South Greenland - Johan Dahl Land

From the aircraft

This aerial photograph already covers a good part of Johan Dahl Land. Looking northeast, the Inland Ice dominates the horizon with one tongue, the Nordbo Glacier, discharging into Lake Nordbo. The highest mountain in the area, Valhaltinde, looks pretty small from above. Kuussuup Glacier is in the foreground.


While walking up the Johan Dahl Land we take a last view back at the airport. Crossing Kuusuaq River directly down below is better done with a tractor ordered from the Blue Ice Cafe rather than by foot due to the current, and if this can still be overcome, the icy cold of the fresh meltwater should not be forgotten.
Johan Dahl Land from the air View back to Narsarsuaq

From a pass

It is an impressive moment when the ice cap comes in sight for the first time. Straight to the north is the ice-covered Lake Nordbo. This time Valhaltinde (1,690 m) is without doubt recognisable as the highest point of Johan Dahl Land.


The same lake as seen on the left-hand photograph directly above the edge of the snow, one of the many lakes left by glaciers that were polishing the rock in (c)older times.
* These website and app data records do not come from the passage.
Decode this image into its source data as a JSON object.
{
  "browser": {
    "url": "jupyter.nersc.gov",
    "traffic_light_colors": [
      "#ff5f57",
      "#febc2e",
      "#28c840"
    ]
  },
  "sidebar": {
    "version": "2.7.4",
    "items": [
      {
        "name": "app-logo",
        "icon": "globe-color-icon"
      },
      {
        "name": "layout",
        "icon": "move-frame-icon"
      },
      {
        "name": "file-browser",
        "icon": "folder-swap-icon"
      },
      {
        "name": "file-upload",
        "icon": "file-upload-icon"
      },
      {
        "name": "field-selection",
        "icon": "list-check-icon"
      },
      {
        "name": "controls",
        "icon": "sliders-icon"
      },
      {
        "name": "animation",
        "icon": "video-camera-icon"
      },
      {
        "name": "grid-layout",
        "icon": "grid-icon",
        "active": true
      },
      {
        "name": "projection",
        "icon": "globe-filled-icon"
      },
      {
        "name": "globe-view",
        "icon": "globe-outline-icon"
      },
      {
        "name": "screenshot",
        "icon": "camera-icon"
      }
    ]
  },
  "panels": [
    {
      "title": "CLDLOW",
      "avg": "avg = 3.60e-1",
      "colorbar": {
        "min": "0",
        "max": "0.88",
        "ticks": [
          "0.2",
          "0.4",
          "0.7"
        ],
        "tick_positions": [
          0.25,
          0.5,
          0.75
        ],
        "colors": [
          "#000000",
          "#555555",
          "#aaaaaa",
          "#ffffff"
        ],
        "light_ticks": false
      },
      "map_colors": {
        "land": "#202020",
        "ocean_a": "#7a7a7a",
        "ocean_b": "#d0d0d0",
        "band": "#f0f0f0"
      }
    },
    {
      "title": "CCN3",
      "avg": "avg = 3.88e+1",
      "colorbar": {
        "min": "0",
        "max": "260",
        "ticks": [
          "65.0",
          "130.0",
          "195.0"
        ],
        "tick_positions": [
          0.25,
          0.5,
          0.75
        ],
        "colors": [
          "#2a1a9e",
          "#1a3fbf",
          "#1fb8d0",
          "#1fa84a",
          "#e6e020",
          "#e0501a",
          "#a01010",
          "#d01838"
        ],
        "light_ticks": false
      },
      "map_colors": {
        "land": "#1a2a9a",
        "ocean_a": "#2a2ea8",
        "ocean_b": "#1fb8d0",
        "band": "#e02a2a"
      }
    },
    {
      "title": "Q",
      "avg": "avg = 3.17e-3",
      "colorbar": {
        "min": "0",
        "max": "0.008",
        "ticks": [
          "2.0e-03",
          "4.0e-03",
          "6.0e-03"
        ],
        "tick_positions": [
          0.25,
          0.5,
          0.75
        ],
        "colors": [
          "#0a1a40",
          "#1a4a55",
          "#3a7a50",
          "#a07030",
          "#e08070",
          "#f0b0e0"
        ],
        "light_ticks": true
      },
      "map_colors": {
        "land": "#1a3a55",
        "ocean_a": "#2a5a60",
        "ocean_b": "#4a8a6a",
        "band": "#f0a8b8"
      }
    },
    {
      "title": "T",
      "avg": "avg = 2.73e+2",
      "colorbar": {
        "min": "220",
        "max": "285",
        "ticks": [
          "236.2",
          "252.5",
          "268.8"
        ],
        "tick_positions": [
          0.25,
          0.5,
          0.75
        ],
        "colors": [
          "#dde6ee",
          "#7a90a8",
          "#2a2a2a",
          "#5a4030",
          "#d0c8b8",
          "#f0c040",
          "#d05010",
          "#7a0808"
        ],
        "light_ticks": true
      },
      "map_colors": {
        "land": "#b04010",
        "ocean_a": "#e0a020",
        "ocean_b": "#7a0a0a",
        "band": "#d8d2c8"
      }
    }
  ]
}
While there is no problem to find a lake to camp it is far less easy to have an even place for the tent.
View north Sunset

Lake 930

Since the area is uninhabited, a lake must be big and a moutain must be high to receive an individual name. An intermediate between a name and incognito is an elevation mark on the hiking map, so one can refer to a particular lake using its elevation. A habit also notorious for the military.

The Hullet

Hullet is Danish and means "Hole". Resembling a lake it is nevertheless something special. The Northglacier, the one seen above, sends its meltwater to the Hullet, while the Sydglacier calves into it from the south, hence the ice. The resulting cocktail, however, frequently lifts the ice of the Sydglacier and drenchs beneath the Kuussuup Glacier towards Narsarsuaq, leaving the poor icebergs stranded in the sand.
View across a lake The Hullet


The calving edge of Sydglacier, damming up the Hullet. Mellem Landet on the right cuts through the ice stream like the bow of a ship, although in a much slower pace. The discharge into Sydglacier and Kuussuup is small compared with Qooqqup east of Mellem Landet and another tongue further east.



This Inuit term describes a mountain or rock rising above the surrounding ice cap. The global warming will soon be coming after this one. Thawing back to a normal mountain it will join its many colleagues in the Johan Dahl Land.


The ice is moving down by gradient, it does so either by repeated melting and refreezing, or it slides over ground, and at proper combinations of temperature and pressure it can even undergo plastic deformation. At high shear rates the brittle ice on the surface cracks up and forms crevasses. Greenland's glacier tongues move fast with the huge reservoir of the Inland Ice at hand.
Inland Ice Surface of Sydglacier


The arctic climate keeps the vegetation low, it does not pose much discomfort to the hiker. Despite of the rough climat flowers are abundant, even in late August.


Two Arctic Hares in full retreat. They had not been too much afraid of the human strangers, the only other animal in the area that could harass them is the Polar Fox. Competition may come from the many sheeps that also feed on the sparse vegetation. Arctic Hares are often seen in groups.
Flower Snowhares


The sight of Nordbo Glacier is an impressive one, as is that of the Inland Ice directly behind. Glaciers in Greenland either calv into the sea or they melt away before reaching the shore. Nordbo as an intermediate is allowed to calv into a lake.

Kukulooq River

When the meltwater of a glacier feeds a lake, the water has to go somewhere. Kukulooq River flows out of Lake Nordbo, thus setting a natural border to the hiking territory. Crossing Kukulooq does not seem impossible at a first glance, but a passage has yet to be found in the murky water.
Nordboglacier Kukulooq River


One of the bigger chunks that came off from Nordbo Glacier. Rainy weather is a natural enemy to the photographer, but in this case it gives the scene its own atmosphere. Blue light travels the longest distance in water until it is absorbed, which makes for the blue shade of the ice. The purity of the Greenlandic ice only enhances the effect.

Iceberg on Lake Nordbo

Ice on Nordbo Lake Nordbo